During the 1980s New York was men- aced by ghosts in Ghostbusters. The sequel was, as a film, weak; but many New Yorkers remember it more fondly because it fed into the much-joked-about but nevertheless serious fear that they may well be their own worse enemy: the stalking monster in Ghostbusters II was sentient paranormal slime oozing out of the city’s gutters, feeding on the negative energy that remains in plentiful supply. The 1990s were particularly unkind to New York. Cultural theorists postulate that this may have been as a counterpoint to the conditions prevalent in the country during that period. The US had been elevated to the status of the world’s sole superpower after the break-up of the Soviet Union, and economically it was undergoing a positive transformation. It is during times of prosperity that people are romanced by the idea of disaster, precisely because it is so unlikely.
That last decade of the millennium is marked by a slew of films conceiving, in ever-improving special effects, the destruction of one of the world’s most readily recognisable skylines. It was struck by giant meteorites in Armageddon, sunk by a tidal wave in Deep Impact, menaced by aliens in Independence Day, haunted by terror — then not the concept that it is today — in The Siege, and stalked again by a monster in Godzilla.
Testifying to the thin boundary between fact and fiction, the unthinkableness of the events of Sept 11, 2001, put paid to an under-production film about anarchists bringing down buildings by flying planes into them.
After the inception of the ‘war on terror’, the American climate changed but New York remained the target of Hollywood screenwriters and directors, for me most memorably in the relatively recent I Am Legend, depicting a post-apocalyptic Manhattan prowled by flesh-eating zombie-like creatures.
Nothing quite equals the quite spectacular special effects of 2012, but with regard to Hurricane Sandy, the most relevant screen imagery would be 2004’s Day After Tomorrow, concerning the fallout suffered by the city and the country of climate change. This film imagines a super storm washing over the northern hemisphere, with New York at the epicentre of a lethal freeze. The border with Mexico is overwhelmed with refugees going the wrong way. When the film was released, within the climate-change lobby some quarters argued that it depicted justice of sorts: while very sorry for all the damage to life and property that would occur at such an event, the fact is that the US remains amongst the world’s biggest polluters as well as the most notable resistor to emis- sion-reduction targets.

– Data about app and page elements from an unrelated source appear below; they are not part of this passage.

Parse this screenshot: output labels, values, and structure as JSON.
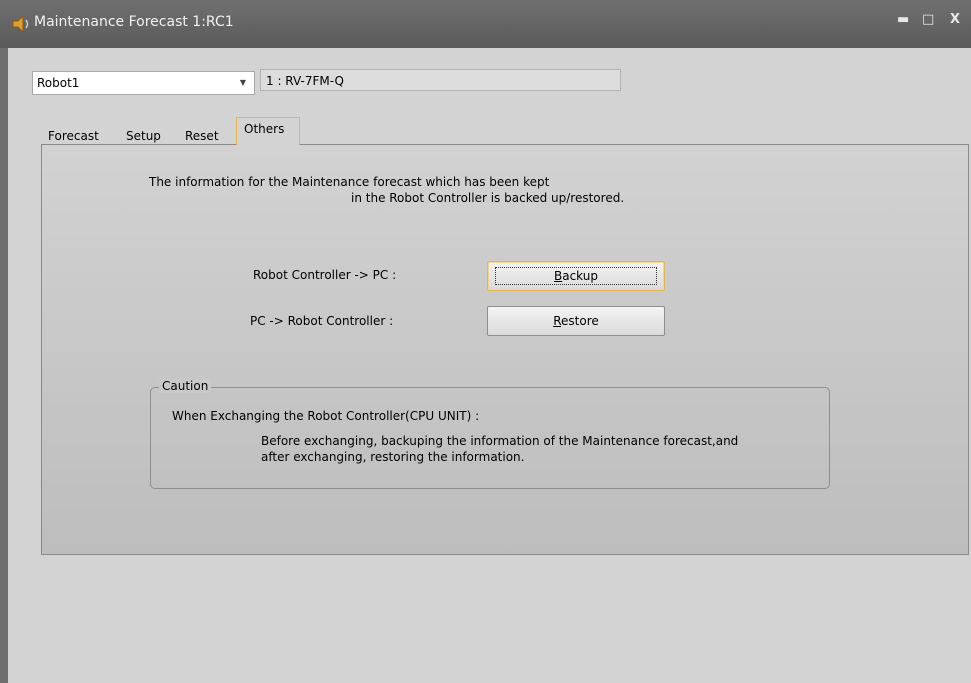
{
  "window": {
    "title": "Maintenance Forecast 1:RC1",
    "icon": "speaker-icon",
    "controls": {
      "minimize": "▬",
      "maximize": "□",
      "close": "X"
    }
  },
  "robot_select": {
    "value": "Robot1"
  },
  "model": {
    "value": "1 : RV-7FM-Q"
  },
  "tabs": [
    {
      "label": "Forecast",
      "active": false
    },
    {
      "label": "Setup",
      "active": false
    },
    {
      "label": "Reset",
      "active": false
    },
    {
      "label": "Others",
      "active": true
    }
  ],
  "others": {
    "info_line1": "The information for the Maintenance forecast which has been kept",
    "info_line2": "in the Robot Controller is backed up/restored.",
    "backup_label": "Robot Controller -> PC :",
    "backup_button": {
      "mnemonic": "B",
      "rest": "ackup"
    },
    "restore_label": "PC -> Robot Controller :",
    "restore_button": {
      "mnemonic": "R",
      "rest": "estore"
    }
  },
  "caution": {
    "legend": "Caution",
    "heading": "When Exchanging the Robot Controller(CPU UNIT) :",
    "line1": "Before exchanging, backuping the information of the Maintenance forecast,and",
    "line2": "after exchanging, restoring the information."
  },
  "colors": {
    "tab_highlight": "#e2b64c",
    "titlebar": "#5a5a5a"
  }
}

When in 1997 the Kyoto Protocol was produced after the meeting between delegates from 194 nations, America refused to be part of it and the US Senate voted 95-0 against even considering ratification because of the asymmetrical obligations. (It, and other important countries including Canada and Japan, argue that the unbalanced requirements the protocol puts on emerging economic powers must change.)
Last week, the unthinkable happened and New York was in reality struck by a disaster, though thankfully not of the scale imagined by the Spielbergs and Burtons of the world. While the country demonstrated that it had learned the important lessons dictated by Hurricane Katrina, will the larger and more crucial lesson have been driven home?